Alain Delord, French solo sailor attempting a circumnavigation in his A35 yacht Tchouk Tchouk Nougat, has been dismasted some 400 nm south of Tasmania in the Southern Ocean. He is now in a liferaft pending rescue by the Australian Maritime Safety Authority, having abandoned his yacht, which had suffered hull damage during the dismasting.
Happier times - Alain Delord as he heads out for his circumnavigation
Overnight, aircraft crews have remained in regular communication with a solo yachtsman who abandoned his vessel and has been in a life raft south west of Tasmania for nearly 72 hours.
Three commercial aircraft were used in last night’s operation and crews have maintained a regular communications schedule with the French native sailor. Two of the planes had French interpreters on board to aid in communication efforts.
Today, up to four aircraft will attend the scene while the cruise ship PV Orion makes its way towards the life raft, expected to arrive later this afternoon.
The sailor has been dropped food, water, communications equipment and a survival suit. AMSA has attempted to make contact with vessels which have been identified within 100 nautical miles of the life raft, but has not been successful.
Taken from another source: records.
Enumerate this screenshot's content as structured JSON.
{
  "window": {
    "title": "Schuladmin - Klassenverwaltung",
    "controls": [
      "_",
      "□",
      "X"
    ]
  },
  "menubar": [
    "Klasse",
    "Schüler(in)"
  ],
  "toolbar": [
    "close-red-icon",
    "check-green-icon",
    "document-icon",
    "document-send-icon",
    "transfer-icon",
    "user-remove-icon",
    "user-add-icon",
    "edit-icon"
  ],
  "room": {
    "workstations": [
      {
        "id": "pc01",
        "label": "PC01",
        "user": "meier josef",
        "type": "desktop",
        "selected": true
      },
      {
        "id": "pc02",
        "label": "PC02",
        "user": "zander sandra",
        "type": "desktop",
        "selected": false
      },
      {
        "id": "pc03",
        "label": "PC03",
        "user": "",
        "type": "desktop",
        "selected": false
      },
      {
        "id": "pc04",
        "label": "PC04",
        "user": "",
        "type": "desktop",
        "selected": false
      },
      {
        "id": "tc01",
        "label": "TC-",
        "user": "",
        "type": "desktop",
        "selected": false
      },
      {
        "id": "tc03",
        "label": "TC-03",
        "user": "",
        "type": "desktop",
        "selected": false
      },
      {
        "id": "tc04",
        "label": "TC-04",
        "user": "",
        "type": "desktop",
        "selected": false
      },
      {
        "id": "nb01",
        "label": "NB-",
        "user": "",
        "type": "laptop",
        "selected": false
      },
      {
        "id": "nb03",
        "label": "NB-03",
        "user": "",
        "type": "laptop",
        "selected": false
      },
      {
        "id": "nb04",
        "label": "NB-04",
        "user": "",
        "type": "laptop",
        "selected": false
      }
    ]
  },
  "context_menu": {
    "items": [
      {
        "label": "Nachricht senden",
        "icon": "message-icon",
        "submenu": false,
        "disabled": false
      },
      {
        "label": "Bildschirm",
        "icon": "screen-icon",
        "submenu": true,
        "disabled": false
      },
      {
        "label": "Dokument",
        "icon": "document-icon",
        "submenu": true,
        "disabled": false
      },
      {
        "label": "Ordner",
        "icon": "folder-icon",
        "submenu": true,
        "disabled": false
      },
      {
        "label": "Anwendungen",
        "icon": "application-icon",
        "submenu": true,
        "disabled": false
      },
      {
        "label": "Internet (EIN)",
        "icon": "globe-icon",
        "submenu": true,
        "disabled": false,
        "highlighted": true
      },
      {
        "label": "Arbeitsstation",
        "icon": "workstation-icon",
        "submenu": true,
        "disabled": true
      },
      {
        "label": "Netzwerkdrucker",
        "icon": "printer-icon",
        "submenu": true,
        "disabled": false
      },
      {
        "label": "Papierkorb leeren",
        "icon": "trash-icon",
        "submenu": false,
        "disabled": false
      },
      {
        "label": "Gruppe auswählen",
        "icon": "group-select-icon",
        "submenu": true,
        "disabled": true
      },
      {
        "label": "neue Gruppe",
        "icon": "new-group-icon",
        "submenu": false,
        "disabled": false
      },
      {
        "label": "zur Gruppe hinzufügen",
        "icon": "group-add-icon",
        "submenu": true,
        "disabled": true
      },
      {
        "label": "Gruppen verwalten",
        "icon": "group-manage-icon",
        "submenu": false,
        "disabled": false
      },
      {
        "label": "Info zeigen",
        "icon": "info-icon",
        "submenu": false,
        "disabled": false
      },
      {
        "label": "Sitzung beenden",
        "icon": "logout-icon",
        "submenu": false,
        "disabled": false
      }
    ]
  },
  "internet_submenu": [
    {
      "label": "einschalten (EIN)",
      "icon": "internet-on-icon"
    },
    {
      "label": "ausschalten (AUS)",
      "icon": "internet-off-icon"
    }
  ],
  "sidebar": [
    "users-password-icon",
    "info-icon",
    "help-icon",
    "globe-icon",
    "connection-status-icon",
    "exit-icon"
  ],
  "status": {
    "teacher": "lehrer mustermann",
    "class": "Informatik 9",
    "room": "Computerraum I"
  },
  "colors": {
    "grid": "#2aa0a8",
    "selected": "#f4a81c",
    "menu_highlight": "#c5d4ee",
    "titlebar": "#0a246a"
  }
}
Delord had been caught in a severe system before the dismasting. The Australian Maritime Safety Authority(AMSA) is coordinating the rescue operation. On Friday night, AMSA’s Essendon-based Dornier aircraft confirmed the sailor had abandoned his yacht and was in a life raft.
A cruise ship, Orion, has started making its way towards the yacht’s position and is due to arrive tomorrow (Sunday) evening. Aircraft will remain in the area until a vessel is able to assist. The location is too distant for a helicopter to rescue the sailor.
The Orion, the only vessel responding to the distress call it received on Friday, was 11 days into an 18-day Antarctic and sub-Antarctic tour when it was asked to divert to the rescue. It is equipped with 10 Zodiacs and highly experienced crew perfectly suited to mount a recovery effort in heavy seas.
'It is going to be tough,' says Orion expedition leader Don McIntrye. 'The forecast is for 30 knot winds gusting to 40 knots and the seas will probably be around seven metres. He has to hang on until tomorrow night and that will be really challenging as his liferaft could capsize at any time.
'His biggest threat will be the physical damage from the waves and hypothermia from the cold. Hopefully he will be wearing a survival suit. The French have a very good understanding of the need for survival suits. It'll really improve his chances of survival.'
In yesterday’s task, the Dornier dropped a second life raft and communications equipment. An associate of the sailor contacted AMSA early on Friday morning after the yacht had been dismasted.
After making contact with the sailor, who did not declare he was in distress at the time, AMSA advised him to head towards Hobart.
At approximately 1:00pm AEDT that afternoon, AMSA detected an emergency beacon activation from the yacht 500 nautical miles south west of Hobart.
Three other solo sailors are currently attempting non-stop unassisted circumnavigations from west to east. They are British sailor Jeanne Socrates in her 38ft Nereida who left Vancouver in September and has already passed Cape Horn in calm conditions, Indian sailor Abilash Tomy, who left Mumbai on November 1st on his 50 ft Hallberg Rassy designed (but Indian built) Mhadei, and Chinese sailor Guo Chuan, who left Quindao on November 18 on an Akilaria 40.
A fourth boat, Maserati, skippered by Italian sailor Giovanni Soldini, is approaching the Horn from east to west. They are expecting tough conditions as 35kt winds are forecast 'on the nose'.